═════ SOURCE RECORDS ═════

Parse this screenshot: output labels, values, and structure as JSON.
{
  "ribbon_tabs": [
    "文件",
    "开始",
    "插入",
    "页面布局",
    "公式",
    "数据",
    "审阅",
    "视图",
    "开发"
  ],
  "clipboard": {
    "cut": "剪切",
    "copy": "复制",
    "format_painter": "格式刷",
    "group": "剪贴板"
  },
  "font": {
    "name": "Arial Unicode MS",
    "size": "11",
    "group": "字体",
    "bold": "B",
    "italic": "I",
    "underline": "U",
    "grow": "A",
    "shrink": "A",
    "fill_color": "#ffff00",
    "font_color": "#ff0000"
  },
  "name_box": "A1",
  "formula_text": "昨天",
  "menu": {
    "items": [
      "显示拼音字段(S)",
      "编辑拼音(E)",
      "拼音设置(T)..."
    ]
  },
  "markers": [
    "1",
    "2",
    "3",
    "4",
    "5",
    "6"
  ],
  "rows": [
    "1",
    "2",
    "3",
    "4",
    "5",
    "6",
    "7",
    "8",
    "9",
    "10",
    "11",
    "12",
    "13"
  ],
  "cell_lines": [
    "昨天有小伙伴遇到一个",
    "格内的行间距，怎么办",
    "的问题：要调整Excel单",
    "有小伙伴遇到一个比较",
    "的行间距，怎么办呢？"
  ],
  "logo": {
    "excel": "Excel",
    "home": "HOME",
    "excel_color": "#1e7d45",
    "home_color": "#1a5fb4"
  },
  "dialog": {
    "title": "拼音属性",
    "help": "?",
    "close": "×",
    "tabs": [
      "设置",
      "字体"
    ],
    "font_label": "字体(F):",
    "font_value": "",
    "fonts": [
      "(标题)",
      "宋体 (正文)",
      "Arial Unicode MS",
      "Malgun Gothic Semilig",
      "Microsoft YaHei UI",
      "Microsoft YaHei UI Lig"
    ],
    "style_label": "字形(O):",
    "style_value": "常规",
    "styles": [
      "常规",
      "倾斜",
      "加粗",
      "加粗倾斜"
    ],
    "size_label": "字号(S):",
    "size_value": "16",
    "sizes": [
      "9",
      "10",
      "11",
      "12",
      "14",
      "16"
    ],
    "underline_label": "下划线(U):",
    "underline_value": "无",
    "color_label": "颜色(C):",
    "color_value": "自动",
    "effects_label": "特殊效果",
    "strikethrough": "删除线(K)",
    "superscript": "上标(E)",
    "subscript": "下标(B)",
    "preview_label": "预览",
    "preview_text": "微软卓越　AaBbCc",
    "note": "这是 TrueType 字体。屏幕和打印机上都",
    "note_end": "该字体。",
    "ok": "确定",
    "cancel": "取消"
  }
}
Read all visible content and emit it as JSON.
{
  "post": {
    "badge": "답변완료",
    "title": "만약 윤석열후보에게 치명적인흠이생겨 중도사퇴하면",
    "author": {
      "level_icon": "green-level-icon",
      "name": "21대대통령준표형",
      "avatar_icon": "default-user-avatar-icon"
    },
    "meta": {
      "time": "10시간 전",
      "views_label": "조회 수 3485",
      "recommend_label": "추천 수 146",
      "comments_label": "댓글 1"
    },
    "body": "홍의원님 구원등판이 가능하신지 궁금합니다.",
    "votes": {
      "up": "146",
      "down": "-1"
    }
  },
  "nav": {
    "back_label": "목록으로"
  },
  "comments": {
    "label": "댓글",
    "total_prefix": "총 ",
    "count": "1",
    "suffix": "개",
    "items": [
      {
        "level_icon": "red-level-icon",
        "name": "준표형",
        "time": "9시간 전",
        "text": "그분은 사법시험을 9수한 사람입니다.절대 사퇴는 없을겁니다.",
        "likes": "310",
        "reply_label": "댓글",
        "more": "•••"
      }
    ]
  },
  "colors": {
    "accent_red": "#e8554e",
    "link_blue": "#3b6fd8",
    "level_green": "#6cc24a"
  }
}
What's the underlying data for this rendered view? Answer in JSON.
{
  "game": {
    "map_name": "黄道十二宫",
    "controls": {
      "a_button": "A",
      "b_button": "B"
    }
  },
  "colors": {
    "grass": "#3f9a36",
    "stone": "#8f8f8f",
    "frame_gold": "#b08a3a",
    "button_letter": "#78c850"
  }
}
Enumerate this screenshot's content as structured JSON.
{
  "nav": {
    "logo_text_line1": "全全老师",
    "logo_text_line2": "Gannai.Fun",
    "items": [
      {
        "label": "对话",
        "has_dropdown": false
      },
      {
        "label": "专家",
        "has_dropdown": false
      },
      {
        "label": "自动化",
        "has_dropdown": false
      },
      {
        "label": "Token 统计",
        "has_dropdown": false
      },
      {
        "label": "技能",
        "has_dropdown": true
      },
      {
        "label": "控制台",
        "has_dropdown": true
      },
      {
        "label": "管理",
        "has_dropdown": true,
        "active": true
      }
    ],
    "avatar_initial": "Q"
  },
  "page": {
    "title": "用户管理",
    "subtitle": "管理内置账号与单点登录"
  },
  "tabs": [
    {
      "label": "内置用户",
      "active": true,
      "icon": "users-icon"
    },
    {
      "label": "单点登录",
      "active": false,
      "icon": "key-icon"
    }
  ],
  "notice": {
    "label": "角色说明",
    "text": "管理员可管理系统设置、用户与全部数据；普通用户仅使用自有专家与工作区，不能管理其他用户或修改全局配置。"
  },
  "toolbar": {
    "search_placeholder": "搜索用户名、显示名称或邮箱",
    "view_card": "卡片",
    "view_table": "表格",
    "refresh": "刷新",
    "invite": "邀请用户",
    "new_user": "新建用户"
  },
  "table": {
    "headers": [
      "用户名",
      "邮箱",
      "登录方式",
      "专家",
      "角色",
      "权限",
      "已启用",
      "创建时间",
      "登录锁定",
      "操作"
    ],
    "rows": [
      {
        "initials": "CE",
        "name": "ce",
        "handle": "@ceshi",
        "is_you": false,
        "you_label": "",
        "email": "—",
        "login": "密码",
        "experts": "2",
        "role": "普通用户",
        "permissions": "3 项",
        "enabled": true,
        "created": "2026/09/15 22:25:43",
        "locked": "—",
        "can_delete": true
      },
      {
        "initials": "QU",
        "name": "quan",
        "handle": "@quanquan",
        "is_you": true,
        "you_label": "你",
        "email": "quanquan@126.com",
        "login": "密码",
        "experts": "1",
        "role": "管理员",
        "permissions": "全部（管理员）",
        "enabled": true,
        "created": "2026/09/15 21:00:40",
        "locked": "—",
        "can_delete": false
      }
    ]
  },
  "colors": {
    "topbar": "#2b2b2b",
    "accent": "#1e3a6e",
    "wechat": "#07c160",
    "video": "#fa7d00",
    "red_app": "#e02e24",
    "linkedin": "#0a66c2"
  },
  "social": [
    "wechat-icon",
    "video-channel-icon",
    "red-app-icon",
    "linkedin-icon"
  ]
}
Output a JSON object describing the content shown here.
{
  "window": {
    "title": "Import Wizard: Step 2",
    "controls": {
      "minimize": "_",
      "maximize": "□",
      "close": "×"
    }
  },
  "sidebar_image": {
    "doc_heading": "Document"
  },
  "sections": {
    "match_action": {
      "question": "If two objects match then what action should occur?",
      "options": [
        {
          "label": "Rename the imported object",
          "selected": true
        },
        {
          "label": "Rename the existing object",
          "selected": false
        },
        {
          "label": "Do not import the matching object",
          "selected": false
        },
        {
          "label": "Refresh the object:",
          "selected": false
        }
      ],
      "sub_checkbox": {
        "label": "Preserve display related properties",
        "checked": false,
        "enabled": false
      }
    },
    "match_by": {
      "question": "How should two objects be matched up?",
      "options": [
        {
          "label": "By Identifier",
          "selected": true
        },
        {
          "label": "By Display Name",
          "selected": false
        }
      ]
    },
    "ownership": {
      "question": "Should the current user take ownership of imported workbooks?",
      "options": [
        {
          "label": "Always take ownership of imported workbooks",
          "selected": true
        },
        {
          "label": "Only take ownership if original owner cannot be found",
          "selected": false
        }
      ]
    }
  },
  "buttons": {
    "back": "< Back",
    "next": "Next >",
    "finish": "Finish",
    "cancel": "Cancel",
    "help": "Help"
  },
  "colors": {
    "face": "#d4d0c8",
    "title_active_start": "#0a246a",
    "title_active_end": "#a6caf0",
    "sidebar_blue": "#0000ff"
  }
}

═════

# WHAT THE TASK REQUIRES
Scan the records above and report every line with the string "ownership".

# SOLUTION FOR THIS EXERCISE
    "ownership": {
      "question": "Should the current user take ownership of imported workbooks?",
          "label": "Always take ownership of imported workbooks",
          "label": "Only take ownership if original owner cannot be found",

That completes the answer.